If I am not mistaken, didn't the Lutz's receive a bank loan before purchasing the house? I always found it odd that the bank would give them a loan if they were really as bad off as it has been claimed. During that time banks usually made sure that they gave loans to people who could pay them back.

User avatar
Howard64
ta-wo-di u-s-di
Posts: 4017
Location: Athens, Texas

Post by Howard64 » Sun Dec 13, 2009 7:20 am

banks still work the same way today wallace...
" A well regulated militia, being necessary to the security of a free state, the right of
the people to keep and bear arms, shall not be infringed."

jimmysmokes
Amityville Addict
Posts: 661

Re:

Post by jimmysmokes » Mon Nov 30, 2020 7:18 pm

Howard64 wrote:
Sun Dec 13, 2009 7:20 am
banks still work the same way today wallace...
:clap: Thanks Wally for the comedy tonight. I'm virtually in tears laughing. And I agree with you Wally in your above post, well somewhat? Generally banks give out loans to people, even the ones that sign on the line stating that the owners will "repay". Even though the bank sold the Lutzes a haunted house, luckily, the bank was able to repossess the house a few months later. I heard later the family involved got themselves a book deal and high-tailed it to California. Bank resold the house, time and time again, so it worked out well for all involved.

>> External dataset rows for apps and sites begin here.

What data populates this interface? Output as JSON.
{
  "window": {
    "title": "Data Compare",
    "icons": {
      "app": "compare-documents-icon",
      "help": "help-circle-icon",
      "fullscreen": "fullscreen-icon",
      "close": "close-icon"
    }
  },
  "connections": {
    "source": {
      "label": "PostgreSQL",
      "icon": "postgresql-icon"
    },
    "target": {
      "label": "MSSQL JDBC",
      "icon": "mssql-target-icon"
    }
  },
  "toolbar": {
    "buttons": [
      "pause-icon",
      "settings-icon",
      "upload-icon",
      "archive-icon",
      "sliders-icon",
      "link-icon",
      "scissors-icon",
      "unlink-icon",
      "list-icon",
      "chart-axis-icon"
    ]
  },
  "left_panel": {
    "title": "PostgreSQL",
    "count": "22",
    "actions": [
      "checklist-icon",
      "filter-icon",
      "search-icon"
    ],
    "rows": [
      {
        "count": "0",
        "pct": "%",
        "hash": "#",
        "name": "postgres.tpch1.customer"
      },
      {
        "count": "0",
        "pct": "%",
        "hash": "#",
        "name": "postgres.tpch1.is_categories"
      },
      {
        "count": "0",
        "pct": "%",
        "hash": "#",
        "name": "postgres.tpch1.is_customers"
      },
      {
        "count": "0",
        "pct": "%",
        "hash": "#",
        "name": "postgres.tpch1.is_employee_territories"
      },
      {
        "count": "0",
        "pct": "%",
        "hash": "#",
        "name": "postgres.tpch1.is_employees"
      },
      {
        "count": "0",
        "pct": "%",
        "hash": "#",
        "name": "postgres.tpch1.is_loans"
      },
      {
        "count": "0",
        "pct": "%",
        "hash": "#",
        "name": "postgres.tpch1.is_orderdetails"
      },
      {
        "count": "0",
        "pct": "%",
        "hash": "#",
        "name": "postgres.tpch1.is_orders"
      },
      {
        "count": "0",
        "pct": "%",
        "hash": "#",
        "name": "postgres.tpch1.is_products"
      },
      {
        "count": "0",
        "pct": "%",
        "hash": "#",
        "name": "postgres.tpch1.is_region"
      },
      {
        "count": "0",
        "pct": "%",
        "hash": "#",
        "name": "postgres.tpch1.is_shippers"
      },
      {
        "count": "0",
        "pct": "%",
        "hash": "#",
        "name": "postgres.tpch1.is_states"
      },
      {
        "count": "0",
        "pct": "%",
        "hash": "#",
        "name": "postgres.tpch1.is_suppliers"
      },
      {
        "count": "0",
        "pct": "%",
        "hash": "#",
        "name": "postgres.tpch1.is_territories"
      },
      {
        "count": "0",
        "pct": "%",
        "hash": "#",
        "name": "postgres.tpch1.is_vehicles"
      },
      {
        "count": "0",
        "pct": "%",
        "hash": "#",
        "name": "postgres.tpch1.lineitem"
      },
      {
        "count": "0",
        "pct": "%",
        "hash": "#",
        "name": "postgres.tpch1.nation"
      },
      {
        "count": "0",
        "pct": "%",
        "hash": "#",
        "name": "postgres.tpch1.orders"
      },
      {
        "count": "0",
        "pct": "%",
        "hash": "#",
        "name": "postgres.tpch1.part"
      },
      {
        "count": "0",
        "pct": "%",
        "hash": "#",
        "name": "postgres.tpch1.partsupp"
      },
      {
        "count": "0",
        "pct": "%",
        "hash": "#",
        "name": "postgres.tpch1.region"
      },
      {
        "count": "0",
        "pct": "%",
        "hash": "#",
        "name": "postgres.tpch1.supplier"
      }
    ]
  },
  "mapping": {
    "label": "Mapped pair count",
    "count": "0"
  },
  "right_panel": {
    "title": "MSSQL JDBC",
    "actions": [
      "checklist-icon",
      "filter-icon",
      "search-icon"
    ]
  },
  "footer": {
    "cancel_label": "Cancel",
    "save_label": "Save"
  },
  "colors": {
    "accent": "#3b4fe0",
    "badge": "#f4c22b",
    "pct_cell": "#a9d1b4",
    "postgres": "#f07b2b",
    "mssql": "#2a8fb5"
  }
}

Wallace
Amityville Member
Posts: 38

Re: Not wanting to leave the house

Post by Wallace » Mon Nov 30, 2020 9:22 pm

I hate to respond to a post that is eleven years old, but hasn't anyone heard of the financial crisis of 2008? One of the things that created the housing bubble that led to that crisis were the banks approving loans for clients who couldn't afford to pay them. i think that is what I was making a reference to, though I didn't even remember making that post, until Jimmy brought up this old thread. I am not even going to respond to him, since his arguments seem to make less sense every time he posts.

User avatar
The Bullshit Sheriff
Amityville Member
Posts: 75

Re: Not wanting to leave the house

Post by The Bullshit Sheriff » Mon Nov 30, 2020 10:18 pm

jimmysmokes wrote:
Mon Nov 30, 2020 7:18 pm
Howard64 wrote:
Sun Dec 13, 2009 7:20 am
banks still work the same way today wallace...
:clap: Thanks Wally for the comedy tonight. I'm virtually in tears laughing. And I agree with you Wally in your above post, well somewhat? Generally banks give out loans to people, even the ones that sign on the line stating that the owners will "repay". Even though the bank sold the Lutzes a haunted house, luckily, the bank was able to repossess the house a few months later. I heard later the family involved got themselves a book deal and high-tailed it to California. Bank resold the house, time and time again, so it worked out well for all involved.
Are you THAT desperate jimmysmokes? :roll:

jimmysmokes
Amityville Addict
Posts: 661

Re: Not wanting to leave the house

Post by jimmysmokes » Tue Dec 01, 2020 5:08 am

Sounds like you are desperate! You keep trolling me around in here and butting into my conversations so find something else to do with your life. I realize you have no life but you’re not going to take it out on me for your short comings or limited vocabulary.

You got that, Andy Griffith?

Post Reply